The ‘Field Survey Companies’ form tells us that in March, 1916, he was placed on ‘skilled’ pay rate for a lithographer, and that he was recommended for the ‘superior’ rate of Engineer pay to commence on 1st January 1917.
The ‘Protection Certificate and Certificate of Identity’ tells us that Porter, Herbert William, Sapper 145822 of the Cartographic Corps Royal Engineers, theatre of war France, had given his address for pay as 90, Stamford Road, Brooks Bar, Manchester, and his Place of Rejoining in case of Emergency as Deganwy (referring to the Deganwy Army Camp, opened 1915, used by the Durham Light Infantry, Royal Field Artillery, the ‘Salford Pals’ of the Lancashire Regiment and the Royal Engineers: historypoints.org).

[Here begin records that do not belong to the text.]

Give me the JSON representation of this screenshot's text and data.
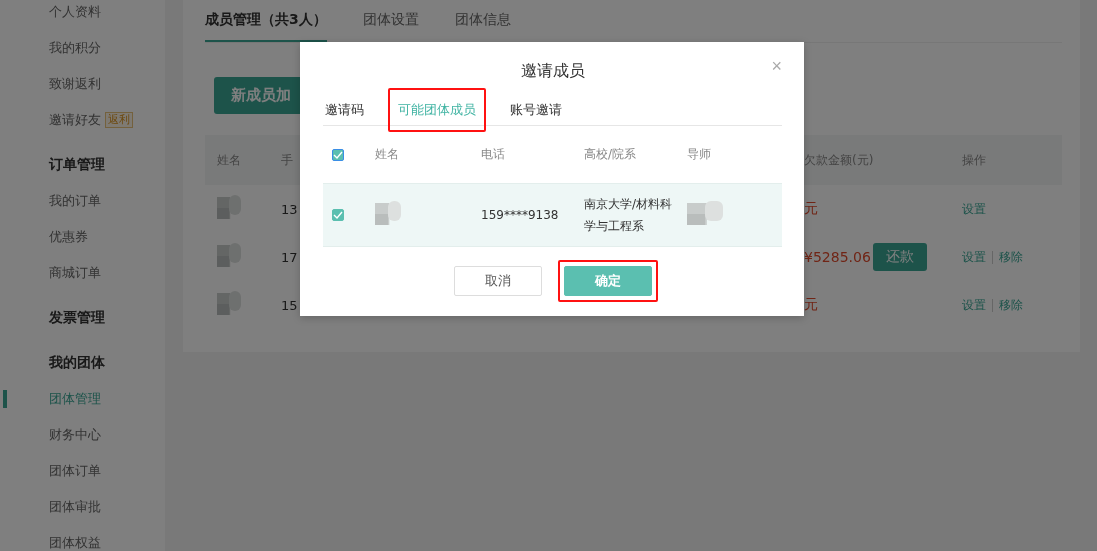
{
  "sidebar": {
    "items": [
      {
        "kind": "item",
        "label": "个人资料",
        "selected": false
      },
      {
        "kind": "item",
        "label": "我的积分",
        "selected": false
      },
      {
        "kind": "item",
        "label": "致谢返利",
        "selected": false
      },
      {
        "kind": "item",
        "label": "邀请好友",
        "badge": "返利",
        "selected": false
      },
      {
        "kind": "heading",
        "label": "订单管理"
      },
      {
        "kind": "item",
        "label": "我的订单",
        "selected": false
      },
      {
        "kind": "item",
        "label": "优惠券",
        "selected": false
      },
      {
        "kind": "item",
        "label": "商城订单",
        "selected": false
      },
      {
        "kind": "heading",
        "label": "发票管理"
      },
      {
        "kind": "heading",
        "label": "我的团体"
      },
      {
        "kind": "item",
        "label": "团体管理",
        "selected": true
      },
      {
        "kind": "item",
        "label": "财务中心",
        "selected": false
      },
      {
        "kind": "item",
        "label": "团体订单",
        "selected": false
      },
      {
        "kind": "item",
        "label": "团体审批",
        "selected": false
      },
      {
        "kind": "item",
        "label": "团体权益",
        "selected": false
      }
    ]
  },
  "main": {
    "tabs": [
      {
        "label": "成员管理（共3人）",
        "selected": true
      },
      {
        "label": "团体设置",
        "selected": false
      },
      {
        "label": "团体信息",
        "selected": false
      }
    ],
    "add_button": "新成员加",
    "table": {
      "columns": [
        "姓名",
        "手",
        "欠款金额(元)",
        "操作"
      ],
      "rows": [
        {
          "column_2": "13",
          "amount": "元",
          "actions": [
            "设置"
          ]
        },
        {
          "column_2": "17",
          "amount": "¥5285.06",
          "repay_button": "还款",
          "actions": [
            "设置",
            "移除"
          ]
        },
        {
          "column_2": "15",
          "amount": "元",
          "actions": [
            "设置",
            "移除"
          ]
        }
      ]
    }
  },
  "dialog": {
    "title": "邀请成员",
    "close": "×",
    "tabs": [
      {
        "label": "邀请码",
        "selected": false,
        "highlighted": false
      },
      {
        "label": "可能团体成员",
        "selected": true,
        "highlighted": true
      },
      {
        "label": "账号邀请",
        "selected": false,
        "highlighted": false
      }
    ],
    "table": {
      "all_checked": true,
      "columns": [
        "姓名",
        "电话",
        "高校/院系",
        "导师"
      ],
      "rows": [
        {
          "checked": true,
          "phone": "159****9138",
          "school": "南京大学/材料科学与工程系"
        }
      ]
    },
    "buttons": [
      {
        "label": "取消",
        "kind": "secondary",
        "highlighted": false
      },
      {
        "label": "确定",
        "kind": "primary",
        "highlighted": true
      }
    ]
  }
}
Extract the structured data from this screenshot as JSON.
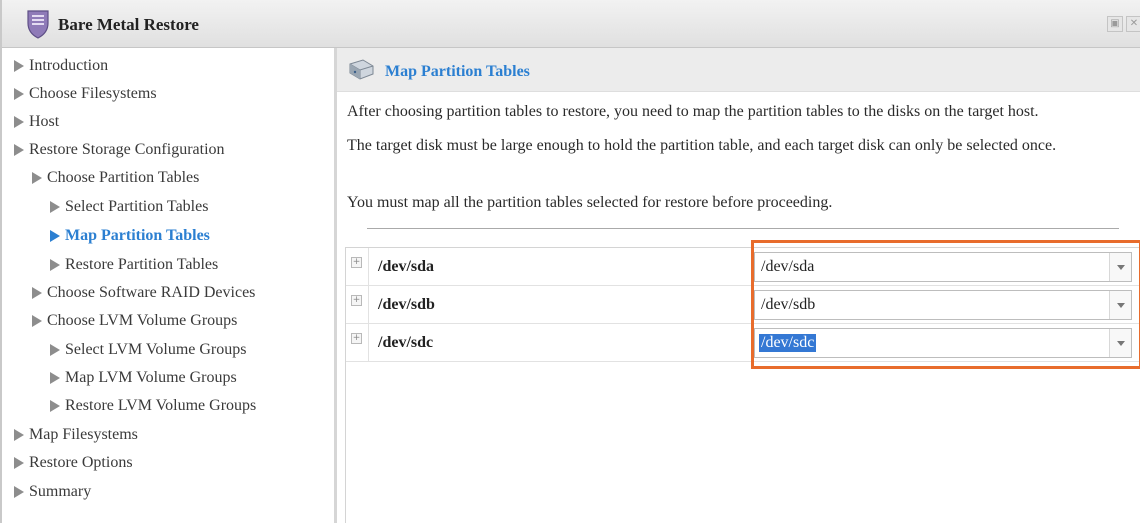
{
  "window": {
    "title": "Bare Metal Restore",
    "icon": "shield-icon",
    "controls": [
      "maximize-icon",
      "close-icon"
    ]
  },
  "sidebar": {
    "items": [
      {
        "label": "Introduction",
        "level": 0,
        "active": false
      },
      {
        "label": "Choose Filesystems",
        "level": 0,
        "active": false
      },
      {
        "label": "Host",
        "level": 0,
        "active": false
      },
      {
        "label": "Restore Storage Configuration",
        "level": 0,
        "active": false
      },
      {
        "label": "Choose Partition Tables",
        "level": 1,
        "active": false
      },
      {
        "label": "Select Partition Tables",
        "level": 2,
        "active": false
      },
      {
        "label": "Map Partition Tables",
        "level": 2,
        "active": true
      },
      {
        "label": "Restore Partition Tables",
        "level": 2,
        "active": false
      },
      {
        "label": "Choose Software RAID Devices",
        "level": 1,
        "active": false
      },
      {
        "label": "Choose LVM Volume Groups",
        "level": 1,
        "active": false
      },
      {
        "label": "Select LVM Volume Groups",
        "level": 2,
        "active": false
      },
      {
        "label": "Map LVM Volume Groups",
        "level": 2,
        "active": false
      },
      {
        "label": "Restore LVM Volume Groups",
        "level": 2,
        "active": false
      },
      {
        "label": "Map Filesystems",
        "level": 0,
        "active": false
      },
      {
        "label": "Restore Options",
        "level": 0,
        "active": false
      },
      {
        "label": "Summary",
        "level": 0,
        "active": false
      }
    ]
  },
  "main": {
    "title": "Map Partition Tables",
    "icon": "disk-drive-icon",
    "paragraphs": [
      "After choosing partition tables to restore, you need to map the partition tables to the disks on the target host.",
      "The target disk must be large enough to hold the partition table, and each target disk can only be selected once.",
      "You must map all the partition tables selected for restore before proceeding."
    ],
    "mappings": [
      {
        "source": "/dev/sda",
        "target": "/dev/sda",
        "selected": false
      },
      {
        "source": "/dev/sdb",
        "target": "/dev/sdb",
        "selected": false
      },
      {
        "source": "/dev/sdc",
        "target": "/dev/sdc",
        "selected": true
      }
    ]
  },
  "colors": {
    "accent": "#2b7fd1",
    "highlight_border": "#e86c2c",
    "selection": "#3478d4"
  }
}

Rosemarie Greenhalf has provided images showing the two sides of a Permit issued to Sapper 145822 Herbert Porter giving his access to the “Printing Works” as part of the British Delegation. The Permit is not dated, but Mrs Greenhalf relates that she has been told that it allowed him in to the signing of the Treaty Of Versailles, though she is unable at present to verify that this is true. The Permit was counter-signed by Major William Stanford of the Royal Field Artillery.
Wikipedia introduces its long article on The Treaty of Versailles with this summary: [The Treaty] was the most important of the peace treaties that brought World War I to an end. The Treaty ended the state of war between Germany and the Allied Powers. It was signed on 28 June 1919, exactly five years after the assassination of Archduke Franz Ferdinand. Although the armistice, signed on 11 November 1918, ended the actual fighting, it took six months of Allied negotiations at the Paris Peace Conference to conclude the peace treaty. The treaty was registered by the Secretariat of the League of Nations on 21 October 1919.
Herbert Porter had specialised skills that could very well have been valuable in performing the ‘back room’ work in compiling the Treaty and its associated documents, so the Permit could indeed relate his contribution to this important process. The wording is bi-lingual, which is consistent with the contention.
Herbert Porter was demobilised at Chatham, 17th October, 1919. Army Form B104-117 records that Sapper 145822 Porter H.W., residing at 339 Long Moor Lane, Fazakerley, Liverpool, was entitled to British War Medal and Victory Medal.
Life after the war
His service records indicate that he had an address in Manchester later in the war, and that he had another address in Liverpool by 1924. Rosemarie Greenhalf, Herbert Porter’s grand-daughter, has kindly provided the following information.
Herbert Porter lived in Liverpool with his wife at 339 Longmoor Lane initially, then they moved to 20 East Orchard Lane. He worked for Metal Box company in Liverpool as a Lithographic Artist designing biscuit tin lids. He moved to Lily Cups (Liverpool) after that, again working as a designer for waxed paper drinking cups, chocolate box lids, biscuit box lids. He retired from there and continued to live at the same address, 20 East Orchard Lane, until he died in on 4th June, 1972. His ashes are scattered on Plot 29 in the Garden of Remembrance, Liverpool Crematorium, Anfield. Kathleen his wife died 5th February 1986, her ashes are also on the same plot.
Their daughter Marjorie, Rosemarie Greenhalf’s mother, was born in Manchester in 1921, and sadly died 2001. They also had a son named Kenneth, born in Liverpool in 1926.
The General Register of Births, Marriages and Deaths confirms that a Herbert William Porter, born in 1877, died in Liverpool in 1972. He was aged 85.